As made evident by Afghanistan and countries like Niger, it is clear that FP2020 still has much progress to make. As of mid-2019, an estimated 214 million women worldwide still have an unmet need for modern contraception; for comparison, the size of this unreached population equates to roughly two-thirds of the U.S. population. FP2020 workshops in Asia and Africa this year, in part, will reveal newer country-led strategies aimed to reach 120 million in uptake of modern contraceptives by women and girls by 2030; more clearly, the revised strategies will strive to reach the initial 2020 goal by the 2030 deadline of the Sustainable Development Goals (SDGs), according to a 2019 Devex report.
SDGs on Family Planning
SDG 3.7 says, “By 2030, ensure universal access to sexual and reproductive health-care services, including for family planning, information, and education, and the integration of reproductive health into national strategies and programmes.”
In order to ensure “universal access” to family planning services by 2030, funding, planning, collaboration, and leadership will be essential by stakeholders in low and middle-income countries. What else is needed among young girls? A strong education.

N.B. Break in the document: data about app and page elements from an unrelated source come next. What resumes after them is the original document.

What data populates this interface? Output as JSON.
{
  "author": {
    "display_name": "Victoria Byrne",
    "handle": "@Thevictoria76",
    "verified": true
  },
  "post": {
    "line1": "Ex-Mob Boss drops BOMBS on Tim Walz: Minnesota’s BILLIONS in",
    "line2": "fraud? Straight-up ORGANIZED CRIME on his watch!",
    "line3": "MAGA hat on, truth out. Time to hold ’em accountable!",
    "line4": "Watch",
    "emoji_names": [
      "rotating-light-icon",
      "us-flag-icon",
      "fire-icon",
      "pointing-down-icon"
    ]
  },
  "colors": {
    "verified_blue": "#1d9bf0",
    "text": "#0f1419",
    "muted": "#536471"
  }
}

SDGs on Education of Girls
SDG 4.1 says, “By 2030, ensure that all girls and boys complete free, equitable, and quality primary and secondary education leading to relevant and effective learning outcomes.”
Currently, the United Nations for Women (UN Women) states that up to 48 percent of young girls are out of school in some regions. Education of young women is key, especially in low-income settings such as Afghanistan and Niger. Studies show that education of young women helps them to avert poverty, reduce rates of illness and death, and keep their families healthy.
In order to reach more young girls, leadership and advocacy efforts by partners such as the United Nations Educational, Scientific, and Cultural Organization (UNESCO) are vital. Further, investments in education—and closing of its gender gap—by national governments and philanthropic organizations are critical.
Reaching more young girls via primary and secondary education, combined with family planning services, is akin to strengthening families all over the world—including those like Meena’s.
Consider the power of ending cultural biases, child marriages, and impoverished conditions through universal access to family planning services. Consider what it would mean to end the cycle of poverty via continued education throughout girls’ youth and teenage years. These are the tools or building blocks to lead toward a healthier and vibrant future for all.
Please note: Meena’s story is a real-life story from The Moment of Lift by Melinda Gates (see reference below). It is included in this post in order to show the importance of family planning services for women and girls in impoverished settings.